About this exercise:
This exercise calls for every line of the listing below that contains the word "kind".

*** Opening Data shown ***

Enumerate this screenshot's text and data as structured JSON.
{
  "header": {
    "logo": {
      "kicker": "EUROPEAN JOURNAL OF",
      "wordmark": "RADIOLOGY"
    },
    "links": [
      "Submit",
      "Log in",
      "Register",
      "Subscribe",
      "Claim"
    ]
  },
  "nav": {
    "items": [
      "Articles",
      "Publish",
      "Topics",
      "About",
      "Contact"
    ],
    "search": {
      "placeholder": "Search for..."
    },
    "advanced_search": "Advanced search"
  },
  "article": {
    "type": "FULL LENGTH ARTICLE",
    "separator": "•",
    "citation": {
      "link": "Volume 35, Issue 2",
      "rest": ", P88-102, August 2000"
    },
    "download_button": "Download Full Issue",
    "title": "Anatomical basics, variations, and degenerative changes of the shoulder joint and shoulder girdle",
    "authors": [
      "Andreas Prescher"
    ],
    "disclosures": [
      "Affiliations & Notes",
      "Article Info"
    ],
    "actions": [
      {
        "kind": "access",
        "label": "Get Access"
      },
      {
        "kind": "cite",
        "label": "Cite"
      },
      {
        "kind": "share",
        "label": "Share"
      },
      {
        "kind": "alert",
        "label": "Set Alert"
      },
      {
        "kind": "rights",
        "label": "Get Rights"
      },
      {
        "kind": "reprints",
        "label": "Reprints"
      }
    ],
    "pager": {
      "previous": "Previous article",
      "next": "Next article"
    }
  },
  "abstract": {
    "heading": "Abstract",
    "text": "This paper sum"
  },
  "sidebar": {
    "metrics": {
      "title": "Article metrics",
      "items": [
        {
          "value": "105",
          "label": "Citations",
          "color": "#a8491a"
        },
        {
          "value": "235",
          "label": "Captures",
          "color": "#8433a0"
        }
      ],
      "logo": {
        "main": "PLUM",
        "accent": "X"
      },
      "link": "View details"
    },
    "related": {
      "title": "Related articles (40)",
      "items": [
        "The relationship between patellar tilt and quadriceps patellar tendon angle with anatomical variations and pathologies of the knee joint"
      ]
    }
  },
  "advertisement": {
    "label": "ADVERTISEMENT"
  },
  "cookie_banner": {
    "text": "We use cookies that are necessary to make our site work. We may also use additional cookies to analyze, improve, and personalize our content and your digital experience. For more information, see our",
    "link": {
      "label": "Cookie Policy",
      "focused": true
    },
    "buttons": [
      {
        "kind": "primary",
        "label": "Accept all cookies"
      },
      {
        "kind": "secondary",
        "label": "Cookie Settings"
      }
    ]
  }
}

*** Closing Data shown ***

Written response:
        "kind": "access",
        "kind": "cite",
        "kind": "share",
        "kind": "alert",
        "kind": "rights",
        "kind": "reprints",
        "kind": "primary",
        "kind": "secondary",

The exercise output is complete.